At first it may appear a little surprising that ‘hope’ is included on the list of moral values tested within the MoralDNA™ Profile. After all, can someone’s judgment on how full or how empty their metaphorical glass is, impact upon their wider moral outlook and occupation?
The answer is, yes it can and does.
Hope is the moral value that enables us to believe in the good of humanity, even when we ourselves have been hurt. Hope enables us to be generous, kind and giving to others; through hope we believe that things will get better because of our or someone else’s efforts.
In our MoralDNA™ Profile, one of the factors we measure is Hope and the pattern that emerges by occupation is fascinating.
Topping the list of occupations with the most optimism is Religion, as it is arguable that part of their work is to support people during difficult times – offering them hope and consolation. The occupations that followed, also scoring highly on Hope include: Investment, Sales, Human Resources, Travel and Leisure, Marketing, Business Consultants, and Real Estate. All these occupations look to the future. Also high on hope were more down to earth occupations, including Automobiles & Parts, Telecoms and Oil & Gas.
Who then is languishing at the less optimistic end of the scale? Chemicals is at the bottom of the list followed by those in Politics and Central Government. Following on from our revealing test data in Trust, Care, and Honesty, these low scores on Hope are concerning for those whose aim it is to lead us. Hard on the heels of Politics we find Creative, Legal, Non-Government Organisations and New Media. Also at the lower end are Armed Services personnel and the Retired
Having a more positive outlook on life can help us better cope with difficulties and help us reach our goals. People without hope give up. Positive Psychology, a recent branch of psychology, highlights just how much hope matters; how “being drawn by the future rather than driven by the past” helps create fulfilled, creative and happier human beings – something every individual, community and occupation would surely benefit from.
How hopeful are you in the decisions you make?
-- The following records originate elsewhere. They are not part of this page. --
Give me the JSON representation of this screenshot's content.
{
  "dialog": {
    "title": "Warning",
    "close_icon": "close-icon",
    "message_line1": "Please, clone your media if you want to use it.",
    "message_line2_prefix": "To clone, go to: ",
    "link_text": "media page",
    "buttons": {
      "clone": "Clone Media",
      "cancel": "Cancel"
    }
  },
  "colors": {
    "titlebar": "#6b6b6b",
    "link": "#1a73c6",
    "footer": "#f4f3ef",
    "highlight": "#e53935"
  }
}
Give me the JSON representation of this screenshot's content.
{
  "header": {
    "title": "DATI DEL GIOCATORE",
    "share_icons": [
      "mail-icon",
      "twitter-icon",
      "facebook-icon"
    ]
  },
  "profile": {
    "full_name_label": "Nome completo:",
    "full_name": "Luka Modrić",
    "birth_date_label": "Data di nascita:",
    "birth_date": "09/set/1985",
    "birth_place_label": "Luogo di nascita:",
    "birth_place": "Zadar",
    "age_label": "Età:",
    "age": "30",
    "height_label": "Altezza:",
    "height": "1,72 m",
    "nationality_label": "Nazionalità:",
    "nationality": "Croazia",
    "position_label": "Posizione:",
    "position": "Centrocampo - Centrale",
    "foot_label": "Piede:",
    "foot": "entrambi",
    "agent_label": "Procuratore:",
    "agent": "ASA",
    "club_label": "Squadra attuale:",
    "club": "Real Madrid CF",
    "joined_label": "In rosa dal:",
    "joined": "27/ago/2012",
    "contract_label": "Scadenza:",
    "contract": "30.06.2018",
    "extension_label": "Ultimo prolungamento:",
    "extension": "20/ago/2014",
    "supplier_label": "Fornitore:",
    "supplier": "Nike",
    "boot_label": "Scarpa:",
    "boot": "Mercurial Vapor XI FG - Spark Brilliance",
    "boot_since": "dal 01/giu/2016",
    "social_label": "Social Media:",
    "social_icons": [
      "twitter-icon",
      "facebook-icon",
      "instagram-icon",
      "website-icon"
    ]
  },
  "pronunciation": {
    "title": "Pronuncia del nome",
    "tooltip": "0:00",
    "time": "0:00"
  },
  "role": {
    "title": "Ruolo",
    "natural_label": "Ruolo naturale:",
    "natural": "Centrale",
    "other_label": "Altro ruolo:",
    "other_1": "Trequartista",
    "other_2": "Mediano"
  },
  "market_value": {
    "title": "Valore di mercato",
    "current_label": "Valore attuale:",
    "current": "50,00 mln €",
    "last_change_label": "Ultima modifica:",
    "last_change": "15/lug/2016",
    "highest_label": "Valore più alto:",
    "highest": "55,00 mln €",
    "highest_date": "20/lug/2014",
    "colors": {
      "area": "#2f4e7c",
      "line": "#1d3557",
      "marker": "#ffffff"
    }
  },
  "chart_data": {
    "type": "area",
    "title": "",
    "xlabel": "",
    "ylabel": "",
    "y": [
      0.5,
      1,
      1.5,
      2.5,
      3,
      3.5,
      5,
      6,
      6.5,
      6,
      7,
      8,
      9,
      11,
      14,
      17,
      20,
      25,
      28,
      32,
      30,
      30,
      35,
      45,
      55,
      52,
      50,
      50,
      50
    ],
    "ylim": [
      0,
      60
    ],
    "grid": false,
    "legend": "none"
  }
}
Join over 80,000 people from over 200 countries around the world and find out more about your values and how you make decisions.